There are actually several different spider groups referred to as "trapdoor spiders," but most of them are Mygalomorphs, just like tarantulas, and even a few tarantulas themselves are trapdoor builders! These spiders are so named because they conceal themselves in a vertical burrow and cover the entryway with a thick, rounded pad of silk, anchored in place on just one side and usually coated in a fine layer of sand, soil or other bits of debris to blend it flawlessly in with the surrounding terrain.

Fanning out from the doorway are many finer strands of silk, and just like a traditional spider web, the spider can read the vibration of these strands to determine if a suitable prey item is approaching her front door, bursting forth to drag it into her den in the blink of an eye! You can watch a video compilation of this HERE!

Most trapdoor spiders live in the same basic setup, but there are a few different defensive strategies they may employ in case their hidden entrance is discovered by one of their own predators. Some merely construct more than one entryway, giving them an alternate escape route. Others cleverly add an additional "escape room" in their tunnel with a second trapdoor of its own, so anything opening the first door sees what appears to be an empty burrow. The most unusual by far, however, may be Cyclocosmia truncata, the subject of today's illustration. In this spider, the end of the abdomen itself has evolved into a thickly armored, perfectly flattened "plug," smoothly ridged to deflect enemy weaponry and sharply bristled around its outer edge. When the spider senses danger, she only needs to flip herself around and jam her tunnel with her specialized butt-shield, switching from her usual attack-ready posture to defense mode.

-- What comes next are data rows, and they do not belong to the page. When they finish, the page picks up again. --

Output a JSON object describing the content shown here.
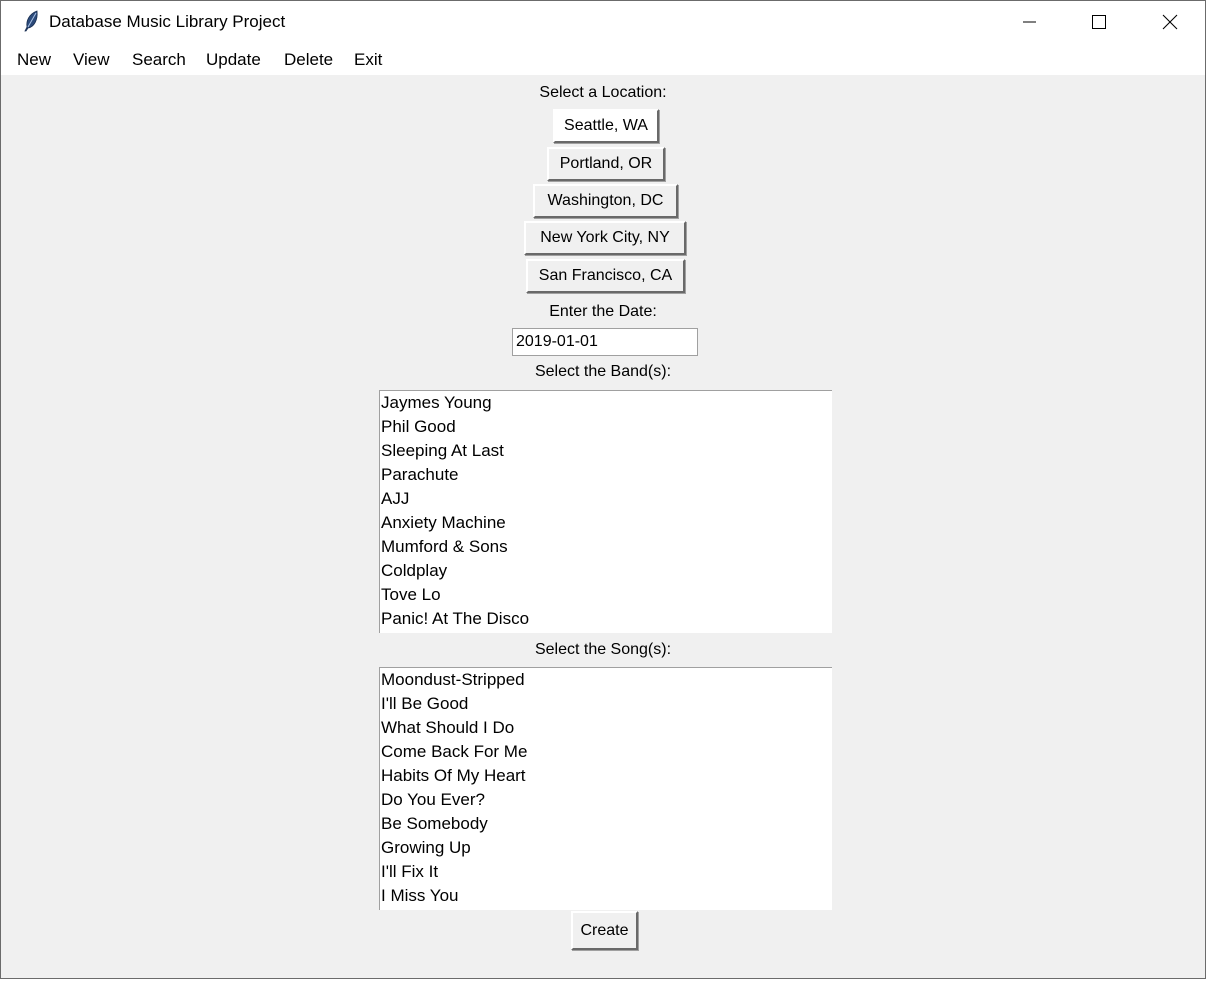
{
  "window": {
    "title": "Database Music Library Project"
  },
  "menu": {
    "items": [
      "New",
      "View",
      "Search",
      "Update",
      "Delete",
      "Exit"
    ]
  },
  "location": {
    "label": "Select a Location:",
    "options": [
      "Seattle, WA",
      "Portland, OR",
      "Washington, DC",
      "New York City, NY",
      "San Francisco, CA"
    ],
    "selected": "Seattle, WA"
  },
  "date": {
    "label": "Enter the Date:",
    "value": "2019-01-01"
  },
  "bands": {
    "label": "Select the Band(s):",
    "items": [
      "Jaymes Young",
      "Phil Good",
      "Sleeping At Last",
      "Parachute",
      "AJJ",
      "Anxiety Machine",
      "Mumford & Sons",
      "Coldplay",
      "Tove Lo",
      "Panic! At The Disco"
    ]
  },
  "songs": {
    "label": "Select the Song(s):",
    "items": [
      "Moondust-Stripped",
      "I'll Be Good",
      "What Should I Do",
      "Come Back For Me",
      "Habits Of My Heart",
      "Do You Ever?",
      "Be Somebody",
      "Growing Up",
      "I'll Fix It",
      "I Miss You"
    ]
  },
  "actions": {
    "create_label": "Create"
  }
}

Trapdoor spiders will typically live their entire lives in the same burrow if they can help it, and the oldest ever recorded, Number 16, passed away only recently at the age of at least 43, having been discovered in 1974 in the same exact burrow that became her grave.